Scroll Top

Industrial hemp: Özdemir announces change to the law

Cannabis industry celebrates announcement to abolish the controversial “intoxication clause” and further reforms for industrial hemp

Berlin, 05/15/2024,  Cem Özdemir, Federal Minister of Food and Agriculture, has announced the deletion of the so-called “intoxication clause” at the Parliamentary Evening of the Cannabis Economy. This special German rule means that even very low levels of THC in industrial hemp can lead to criminal liability, raids and business closures. In conjunction with other bureaucratic hurdles, this has hindered the use and further processing of industrial hemp in Germany. This unnecessary competitive disadvantage will now finally be abolished. The German Cannabis Business Association has been campaigning intensively for this in recent years. 

In his speech, Özdemir made it clear that hemp ropes were indispensable in the days of Christopher Columbus and that Henry Ford introduced a car made of hemp more than 80 years ago. Today, he said, hemp could be a climate-friendly alternative to plastic and steel as a durable and renewable raw material, for example in the construction and automotive industries. In addition to the “long overdue” abolition of the intoxication clause, the way is to be cleared for indoor cultivation. According to Özdemir, the current reluctance to tackle the issue is “almost like giving bakeries or even the entire bakery trade a wide berth just because they sell poppy seed cake.”

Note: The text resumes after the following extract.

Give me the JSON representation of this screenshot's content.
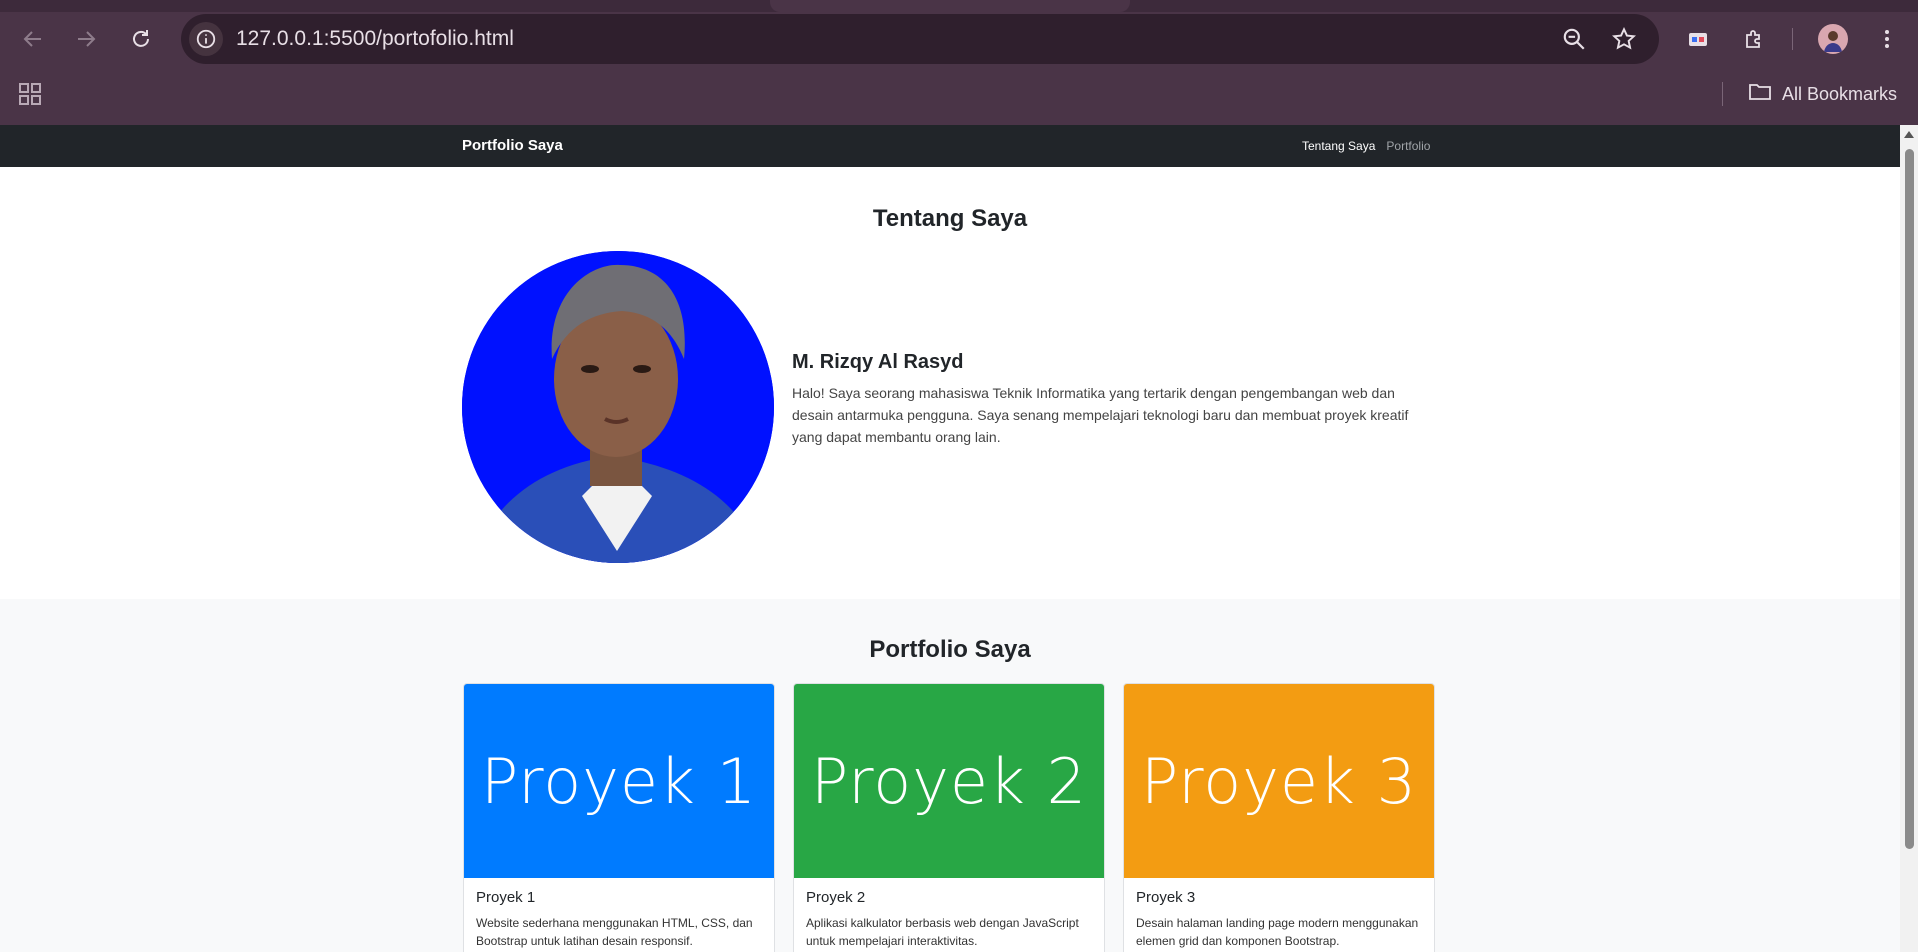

Initial measures to reduce bureaucracy have already been taken with regard to the regulations on flowering reports and seed labels. In the future, an increase in the THC limit for the cultivation and marketing of industrial hemp and the regulation of CBD will also be discussed, taking into account the implications of European law. The changes are to be made “step by step” in order to include those who still “flinch in horror” at the word cannabis.

Marijn Roersch van der Hoogte, BvCW Vice President and Head of the Industrial Hemp Division, comments: “Whether as a fiber composite in the automotive industry, insulating material and hempcrete in construction or biodegradable plastic – the sustainable potentials are manifold and could make an important contribution to CO₂ reduction in Germany. The current reforms are major steps towards making better use of this in the future.”

BvCW Managing Director Jürgen Neumeyer adds: “Imagine if traders and producers of non-alcoholic beer were subject to raids and punished because you could distil a schnapps from the residual alcohol. In practice, no such elaborate extraction takes place, not even with industrial hemp. This pointless intoxication clause has increasingly led to economic damage and bankruptcies in recent years. Its abolition is urgently needed and we are therefore very pleased!
This is an important step towards re-establishing the German industrial hemp sector. We look forward to a draft from the BMEL and will continue to accompany the parliamentary process constructively.”